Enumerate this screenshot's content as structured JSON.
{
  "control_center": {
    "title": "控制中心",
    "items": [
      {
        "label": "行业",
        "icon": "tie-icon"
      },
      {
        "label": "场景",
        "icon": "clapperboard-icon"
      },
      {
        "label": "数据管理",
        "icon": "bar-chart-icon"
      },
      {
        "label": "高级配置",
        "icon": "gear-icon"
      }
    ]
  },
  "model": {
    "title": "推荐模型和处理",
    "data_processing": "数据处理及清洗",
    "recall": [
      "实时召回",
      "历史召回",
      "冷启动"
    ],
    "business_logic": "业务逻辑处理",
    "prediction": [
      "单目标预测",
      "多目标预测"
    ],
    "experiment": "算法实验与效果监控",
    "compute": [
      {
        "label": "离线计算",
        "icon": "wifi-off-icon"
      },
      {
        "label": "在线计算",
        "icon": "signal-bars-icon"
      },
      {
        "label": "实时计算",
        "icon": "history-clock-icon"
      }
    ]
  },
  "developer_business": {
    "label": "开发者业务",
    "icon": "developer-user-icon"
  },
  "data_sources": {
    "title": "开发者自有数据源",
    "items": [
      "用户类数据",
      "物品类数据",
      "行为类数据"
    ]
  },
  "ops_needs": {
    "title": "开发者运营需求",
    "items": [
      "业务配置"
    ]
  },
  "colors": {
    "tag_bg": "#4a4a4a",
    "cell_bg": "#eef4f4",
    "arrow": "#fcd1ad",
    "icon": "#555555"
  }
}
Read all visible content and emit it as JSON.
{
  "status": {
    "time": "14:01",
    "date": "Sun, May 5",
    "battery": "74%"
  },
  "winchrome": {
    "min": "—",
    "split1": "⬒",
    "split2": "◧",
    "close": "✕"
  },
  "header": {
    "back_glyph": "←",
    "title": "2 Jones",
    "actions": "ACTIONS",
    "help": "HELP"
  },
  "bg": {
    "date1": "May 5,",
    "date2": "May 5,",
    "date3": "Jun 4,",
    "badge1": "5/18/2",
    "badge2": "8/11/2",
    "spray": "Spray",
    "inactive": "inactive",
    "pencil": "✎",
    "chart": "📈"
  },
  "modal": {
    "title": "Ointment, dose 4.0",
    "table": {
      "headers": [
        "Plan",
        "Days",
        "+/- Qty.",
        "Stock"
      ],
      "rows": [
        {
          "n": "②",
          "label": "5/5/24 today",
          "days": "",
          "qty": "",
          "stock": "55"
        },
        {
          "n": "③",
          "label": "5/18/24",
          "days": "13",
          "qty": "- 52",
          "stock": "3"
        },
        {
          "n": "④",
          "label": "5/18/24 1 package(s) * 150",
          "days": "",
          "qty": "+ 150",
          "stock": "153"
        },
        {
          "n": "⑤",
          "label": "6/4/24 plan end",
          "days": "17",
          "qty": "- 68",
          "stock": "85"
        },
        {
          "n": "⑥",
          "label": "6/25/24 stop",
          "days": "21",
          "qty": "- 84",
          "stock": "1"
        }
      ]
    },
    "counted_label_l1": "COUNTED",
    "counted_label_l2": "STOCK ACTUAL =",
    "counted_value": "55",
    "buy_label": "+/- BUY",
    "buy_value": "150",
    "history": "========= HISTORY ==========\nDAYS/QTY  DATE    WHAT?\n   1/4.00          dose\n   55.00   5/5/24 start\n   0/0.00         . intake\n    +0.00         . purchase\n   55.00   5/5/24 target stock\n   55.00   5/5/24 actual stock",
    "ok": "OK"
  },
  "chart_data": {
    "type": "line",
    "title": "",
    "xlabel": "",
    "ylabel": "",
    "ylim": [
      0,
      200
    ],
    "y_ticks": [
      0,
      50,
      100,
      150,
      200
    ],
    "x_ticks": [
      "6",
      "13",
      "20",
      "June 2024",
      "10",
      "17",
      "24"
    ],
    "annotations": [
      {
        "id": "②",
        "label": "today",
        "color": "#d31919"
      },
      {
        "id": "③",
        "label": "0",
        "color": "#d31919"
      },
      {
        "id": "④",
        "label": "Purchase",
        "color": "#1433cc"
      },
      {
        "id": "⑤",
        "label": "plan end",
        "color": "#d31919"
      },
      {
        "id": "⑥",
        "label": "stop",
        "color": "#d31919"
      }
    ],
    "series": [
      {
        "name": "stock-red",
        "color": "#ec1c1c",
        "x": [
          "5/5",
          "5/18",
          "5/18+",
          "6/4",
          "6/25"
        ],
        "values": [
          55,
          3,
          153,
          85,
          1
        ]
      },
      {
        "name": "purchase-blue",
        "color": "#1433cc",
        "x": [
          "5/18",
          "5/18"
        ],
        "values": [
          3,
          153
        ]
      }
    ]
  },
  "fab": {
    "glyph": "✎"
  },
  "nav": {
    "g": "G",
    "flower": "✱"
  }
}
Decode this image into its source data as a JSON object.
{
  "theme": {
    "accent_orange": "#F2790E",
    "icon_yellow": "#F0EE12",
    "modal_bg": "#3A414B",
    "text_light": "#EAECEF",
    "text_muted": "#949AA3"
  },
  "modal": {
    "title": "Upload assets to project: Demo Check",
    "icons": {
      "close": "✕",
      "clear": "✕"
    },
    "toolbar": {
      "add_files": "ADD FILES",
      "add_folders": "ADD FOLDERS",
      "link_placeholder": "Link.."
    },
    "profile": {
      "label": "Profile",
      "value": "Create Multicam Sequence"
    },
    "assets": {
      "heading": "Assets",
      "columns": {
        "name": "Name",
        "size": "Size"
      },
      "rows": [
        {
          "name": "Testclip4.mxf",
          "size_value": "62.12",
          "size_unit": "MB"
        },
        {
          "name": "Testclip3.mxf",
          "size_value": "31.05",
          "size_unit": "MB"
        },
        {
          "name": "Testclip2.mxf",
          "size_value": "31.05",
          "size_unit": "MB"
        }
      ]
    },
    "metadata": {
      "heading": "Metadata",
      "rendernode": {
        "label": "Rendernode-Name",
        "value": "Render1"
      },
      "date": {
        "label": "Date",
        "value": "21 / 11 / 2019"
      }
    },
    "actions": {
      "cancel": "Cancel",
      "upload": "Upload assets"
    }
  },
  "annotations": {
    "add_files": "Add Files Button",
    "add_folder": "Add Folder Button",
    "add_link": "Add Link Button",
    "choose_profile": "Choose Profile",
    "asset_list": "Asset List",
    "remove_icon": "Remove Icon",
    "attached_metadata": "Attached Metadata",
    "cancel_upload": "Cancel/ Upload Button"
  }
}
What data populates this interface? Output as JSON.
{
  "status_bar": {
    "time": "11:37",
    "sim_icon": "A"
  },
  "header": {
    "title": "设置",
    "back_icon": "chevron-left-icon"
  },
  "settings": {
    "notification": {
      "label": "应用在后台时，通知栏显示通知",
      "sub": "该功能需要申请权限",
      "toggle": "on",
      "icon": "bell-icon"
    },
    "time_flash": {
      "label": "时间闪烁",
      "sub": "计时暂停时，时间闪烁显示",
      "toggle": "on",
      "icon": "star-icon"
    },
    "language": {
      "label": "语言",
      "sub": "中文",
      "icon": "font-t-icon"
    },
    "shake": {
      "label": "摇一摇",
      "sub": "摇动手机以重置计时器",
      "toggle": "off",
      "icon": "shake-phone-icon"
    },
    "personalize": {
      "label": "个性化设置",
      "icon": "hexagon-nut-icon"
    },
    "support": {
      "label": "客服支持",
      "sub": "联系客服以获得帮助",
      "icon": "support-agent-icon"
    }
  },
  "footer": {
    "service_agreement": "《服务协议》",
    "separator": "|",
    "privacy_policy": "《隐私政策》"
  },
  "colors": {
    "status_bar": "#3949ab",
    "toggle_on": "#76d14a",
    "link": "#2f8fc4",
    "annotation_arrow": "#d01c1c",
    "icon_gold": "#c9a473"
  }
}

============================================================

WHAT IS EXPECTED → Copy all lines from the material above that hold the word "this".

EXPECTED ANSWER →
Enumerate this screenshot's content as structured JSON.
Decode this image into its source data as a JSON object.
What data populates this interface? Output as JSON.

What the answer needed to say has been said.